**Activity:**
Please restate all of the records word for word, setting the pictures aside.

◇ ◇ ◇ ◇ ◇

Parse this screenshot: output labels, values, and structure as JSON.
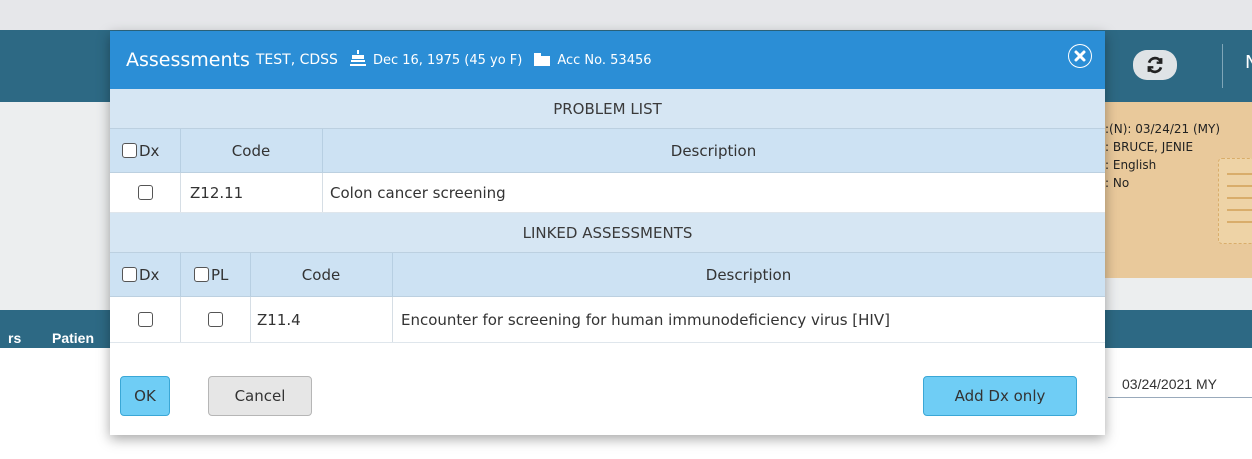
{
  "modal": {
    "title": "Assessments",
    "patient_name": "TEST, CDSS",
    "dob": "Dec 16, 1975 (45 yo F)",
    "acc": "Acc No. 53456"
  },
  "problem_list": {
    "heading": "PROBLEM LIST",
    "col_dx": "Dx",
    "col_code": "Code",
    "col_description": "Description",
    "rows": [
      {
        "code": "Z12.11",
        "description": "Colon cancer screening"
      }
    ]
  },
  "linked_assessments": {
    "heading": "LINKED ASSESSMENTS",
    "col_dx": "Dx",
    "col_pl": "PL",
    "col_code": "Code",
    "col_description": "Description",
    "rows": [
      {
        "code": "Z11.4",
        "description": "Encounter for screening for human immunodeficiency virus [HIV]"
      }
    ]
  },
  "buttons": {
    "ok": "OK",
    "cancel": "Cancel",
    "add_dx_only": "Add Dx only"
  },
  "background": {
    "appbar_letter": "N",
    "card_lines": [
      ":(N): 03/24/21 (MY)",
      ": BRUCE, JENIE",
      ": English",
      ": No"
    ],
    "nav_left": "rs",
    "nav_patient": "Patien",
    "date_field": "03/24/2021 MY"
  },
  "colors": {
    "header_blue": "#2b8ed6",
    "section_blue": "#d6e6f3",
    "appbar_teal": "#2d6984",
    "button_blue": "#6fcdf5",
    "card_tan": "#e9c99b"
  }
}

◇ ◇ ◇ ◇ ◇

**Task result:**
Parse this screenshot: output labels, values, and structure as JSON.
{
  "modal": {
    "title": "Assessments",
    "patient_name": "TEST, CDSS",
    "dob": "Dec 16, 1975 (45 yo F)",
    "acc": "Acc No. 53456"
  },
  "problem_list": {
    "heading": "PROBLEM LIST",
    "col_dx": "Dx",
    "col_code": "Code",
    "col_description": "Description",
    "rows": [
      {
        "code": "Z12.11",
        "description": "Colon cancer screening"
      }
    ]
  },
  "linked_assessments": {
    "heading": "LINKED ASSESSMENTS",
    "col_dx": "Dx",
    "col_pl": "PL",
    "col_code": "Code",
    "col_description": "Description",
    "rows": [
      {
        "code": "Z11.4",
        "description": "Encounter for screening for human immunodeficiency virus [HIV]"
      }
    ]
  },
  "buttons": {
    "ok": "OK",
    "cancel": "Cancel",
    "add_dx_only": "Add Dx only"
  },
  "background": {
    "appbar_letter": "N",
    "card_lines": [
      ":(N): 03/24/21 (MY)",
      ": BRUCE, JENIE",
      ": English",
      ": No"
    ],
    "nav_left": "rs",
    "nav_patient": "Patien",
    "date_field": "03/24/2021 MY"
  },
  "colors": {
    "header_blue": "#2b8ed6",
    "section_blue": "#d6e6f3",
    "appbar_teal": "#2d6984",
    "button_blue": "#6fcdf5",
    "card_tan": "#e9c99b"
  }
}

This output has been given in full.